Component data from apps and pages:

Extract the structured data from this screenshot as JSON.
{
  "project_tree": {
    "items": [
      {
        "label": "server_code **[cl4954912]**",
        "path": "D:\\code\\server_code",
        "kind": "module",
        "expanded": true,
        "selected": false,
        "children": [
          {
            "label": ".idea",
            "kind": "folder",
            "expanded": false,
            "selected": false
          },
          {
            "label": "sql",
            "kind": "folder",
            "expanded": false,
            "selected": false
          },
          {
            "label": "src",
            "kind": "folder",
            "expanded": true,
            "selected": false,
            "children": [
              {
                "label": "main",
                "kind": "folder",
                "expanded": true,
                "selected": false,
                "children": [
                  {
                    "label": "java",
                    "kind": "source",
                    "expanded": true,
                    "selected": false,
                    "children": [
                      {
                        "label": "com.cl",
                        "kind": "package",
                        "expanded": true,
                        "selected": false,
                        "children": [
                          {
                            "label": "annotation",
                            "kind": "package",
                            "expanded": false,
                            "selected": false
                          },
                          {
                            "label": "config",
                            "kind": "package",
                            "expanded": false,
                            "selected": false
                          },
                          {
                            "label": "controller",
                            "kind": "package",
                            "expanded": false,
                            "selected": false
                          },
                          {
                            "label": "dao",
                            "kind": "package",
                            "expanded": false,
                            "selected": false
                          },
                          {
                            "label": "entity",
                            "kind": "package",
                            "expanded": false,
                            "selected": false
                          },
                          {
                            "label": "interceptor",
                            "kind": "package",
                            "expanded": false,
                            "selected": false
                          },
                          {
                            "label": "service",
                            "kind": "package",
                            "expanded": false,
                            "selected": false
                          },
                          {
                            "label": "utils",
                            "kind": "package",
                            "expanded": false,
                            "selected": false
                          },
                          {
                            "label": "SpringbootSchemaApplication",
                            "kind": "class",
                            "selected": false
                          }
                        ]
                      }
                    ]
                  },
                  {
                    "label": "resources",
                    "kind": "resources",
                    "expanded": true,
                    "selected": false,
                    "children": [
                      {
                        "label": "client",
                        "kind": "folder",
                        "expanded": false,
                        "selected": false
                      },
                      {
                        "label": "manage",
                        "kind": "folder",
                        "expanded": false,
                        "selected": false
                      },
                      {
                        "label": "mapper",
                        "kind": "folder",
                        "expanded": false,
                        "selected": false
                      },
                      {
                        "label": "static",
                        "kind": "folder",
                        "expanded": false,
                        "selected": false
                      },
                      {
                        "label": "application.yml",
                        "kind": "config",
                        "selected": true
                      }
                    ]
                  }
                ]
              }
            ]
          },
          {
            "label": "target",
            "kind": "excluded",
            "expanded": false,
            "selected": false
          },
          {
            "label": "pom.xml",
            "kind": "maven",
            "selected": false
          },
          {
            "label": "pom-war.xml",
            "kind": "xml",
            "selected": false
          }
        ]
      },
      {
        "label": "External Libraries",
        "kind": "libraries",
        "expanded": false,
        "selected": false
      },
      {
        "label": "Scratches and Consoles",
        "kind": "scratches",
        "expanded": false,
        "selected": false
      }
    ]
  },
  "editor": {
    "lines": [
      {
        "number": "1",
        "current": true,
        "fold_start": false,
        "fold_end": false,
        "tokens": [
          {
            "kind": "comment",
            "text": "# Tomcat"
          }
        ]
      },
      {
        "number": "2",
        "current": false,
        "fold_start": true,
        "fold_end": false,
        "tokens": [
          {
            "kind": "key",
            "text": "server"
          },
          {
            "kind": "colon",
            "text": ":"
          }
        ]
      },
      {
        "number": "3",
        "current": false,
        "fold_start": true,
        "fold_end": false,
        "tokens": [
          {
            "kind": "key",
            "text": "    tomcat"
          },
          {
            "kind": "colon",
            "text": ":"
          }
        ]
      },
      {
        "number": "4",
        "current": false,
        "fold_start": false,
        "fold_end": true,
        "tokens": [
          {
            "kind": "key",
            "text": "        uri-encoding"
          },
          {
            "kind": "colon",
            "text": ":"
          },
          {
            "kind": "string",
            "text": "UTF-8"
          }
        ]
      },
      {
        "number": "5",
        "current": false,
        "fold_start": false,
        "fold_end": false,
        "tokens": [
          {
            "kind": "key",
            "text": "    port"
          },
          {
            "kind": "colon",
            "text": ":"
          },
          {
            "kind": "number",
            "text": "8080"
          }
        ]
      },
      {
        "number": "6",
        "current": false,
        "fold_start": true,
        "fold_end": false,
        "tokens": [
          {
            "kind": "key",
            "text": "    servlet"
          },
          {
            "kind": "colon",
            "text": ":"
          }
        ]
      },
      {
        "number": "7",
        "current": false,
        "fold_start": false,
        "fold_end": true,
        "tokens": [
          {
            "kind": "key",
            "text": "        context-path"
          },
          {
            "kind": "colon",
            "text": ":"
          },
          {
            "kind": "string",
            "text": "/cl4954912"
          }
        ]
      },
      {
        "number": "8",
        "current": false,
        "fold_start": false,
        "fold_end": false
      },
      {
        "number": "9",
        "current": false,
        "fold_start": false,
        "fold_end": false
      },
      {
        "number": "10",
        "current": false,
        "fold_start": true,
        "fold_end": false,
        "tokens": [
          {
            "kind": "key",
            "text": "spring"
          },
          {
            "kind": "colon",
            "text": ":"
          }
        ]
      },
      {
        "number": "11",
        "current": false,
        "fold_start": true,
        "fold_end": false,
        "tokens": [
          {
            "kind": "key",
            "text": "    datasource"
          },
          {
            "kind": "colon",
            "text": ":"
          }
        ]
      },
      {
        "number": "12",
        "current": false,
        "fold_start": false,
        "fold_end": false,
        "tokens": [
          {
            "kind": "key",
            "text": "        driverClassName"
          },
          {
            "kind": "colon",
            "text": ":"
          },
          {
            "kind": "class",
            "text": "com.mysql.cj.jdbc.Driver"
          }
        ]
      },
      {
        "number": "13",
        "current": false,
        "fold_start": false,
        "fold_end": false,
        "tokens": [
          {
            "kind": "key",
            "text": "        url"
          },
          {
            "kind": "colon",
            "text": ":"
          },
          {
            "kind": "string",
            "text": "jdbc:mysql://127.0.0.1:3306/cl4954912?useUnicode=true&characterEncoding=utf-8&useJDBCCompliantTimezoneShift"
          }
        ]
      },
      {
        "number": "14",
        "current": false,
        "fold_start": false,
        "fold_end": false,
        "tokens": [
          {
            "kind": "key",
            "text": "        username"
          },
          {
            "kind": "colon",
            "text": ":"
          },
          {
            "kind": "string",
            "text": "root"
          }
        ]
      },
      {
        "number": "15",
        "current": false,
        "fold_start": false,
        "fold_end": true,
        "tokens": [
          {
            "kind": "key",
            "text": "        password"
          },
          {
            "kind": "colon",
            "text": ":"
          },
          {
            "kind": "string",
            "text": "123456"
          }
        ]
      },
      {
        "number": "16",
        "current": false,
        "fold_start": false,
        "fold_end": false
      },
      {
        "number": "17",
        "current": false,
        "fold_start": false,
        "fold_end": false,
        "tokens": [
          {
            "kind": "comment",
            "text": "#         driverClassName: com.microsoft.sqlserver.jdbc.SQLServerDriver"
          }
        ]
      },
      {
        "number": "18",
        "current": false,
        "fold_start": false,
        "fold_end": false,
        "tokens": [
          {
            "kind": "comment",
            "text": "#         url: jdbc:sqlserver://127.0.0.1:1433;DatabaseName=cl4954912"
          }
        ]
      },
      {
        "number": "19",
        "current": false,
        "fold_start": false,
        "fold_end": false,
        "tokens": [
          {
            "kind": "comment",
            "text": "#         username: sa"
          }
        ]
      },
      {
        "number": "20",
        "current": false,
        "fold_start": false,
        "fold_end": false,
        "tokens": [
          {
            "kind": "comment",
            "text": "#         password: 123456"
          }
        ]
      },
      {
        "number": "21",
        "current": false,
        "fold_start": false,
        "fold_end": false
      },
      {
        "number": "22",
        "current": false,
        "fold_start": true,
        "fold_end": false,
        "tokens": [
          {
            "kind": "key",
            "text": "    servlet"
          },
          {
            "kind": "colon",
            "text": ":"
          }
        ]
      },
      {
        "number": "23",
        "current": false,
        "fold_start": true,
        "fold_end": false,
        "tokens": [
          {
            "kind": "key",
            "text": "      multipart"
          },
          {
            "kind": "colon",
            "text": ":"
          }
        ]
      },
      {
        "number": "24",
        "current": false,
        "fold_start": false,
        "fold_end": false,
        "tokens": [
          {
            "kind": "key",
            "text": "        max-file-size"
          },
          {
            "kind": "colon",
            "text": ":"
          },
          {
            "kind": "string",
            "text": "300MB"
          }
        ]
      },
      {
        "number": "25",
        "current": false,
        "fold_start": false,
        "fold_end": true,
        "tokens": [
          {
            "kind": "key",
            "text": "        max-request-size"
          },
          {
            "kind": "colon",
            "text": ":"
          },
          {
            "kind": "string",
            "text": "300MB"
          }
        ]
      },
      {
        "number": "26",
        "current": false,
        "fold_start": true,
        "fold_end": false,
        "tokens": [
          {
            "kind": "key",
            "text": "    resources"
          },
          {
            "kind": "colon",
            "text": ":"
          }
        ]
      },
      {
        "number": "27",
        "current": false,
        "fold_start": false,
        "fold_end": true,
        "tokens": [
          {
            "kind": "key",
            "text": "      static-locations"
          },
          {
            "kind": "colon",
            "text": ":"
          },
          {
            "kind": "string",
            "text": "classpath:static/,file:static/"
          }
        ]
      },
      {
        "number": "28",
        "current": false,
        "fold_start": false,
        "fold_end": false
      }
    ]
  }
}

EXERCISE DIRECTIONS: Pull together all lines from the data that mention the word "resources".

RESPONSE AREA:
                    "label": "resources",
                    "kind": "resources",
            "text": "    resources"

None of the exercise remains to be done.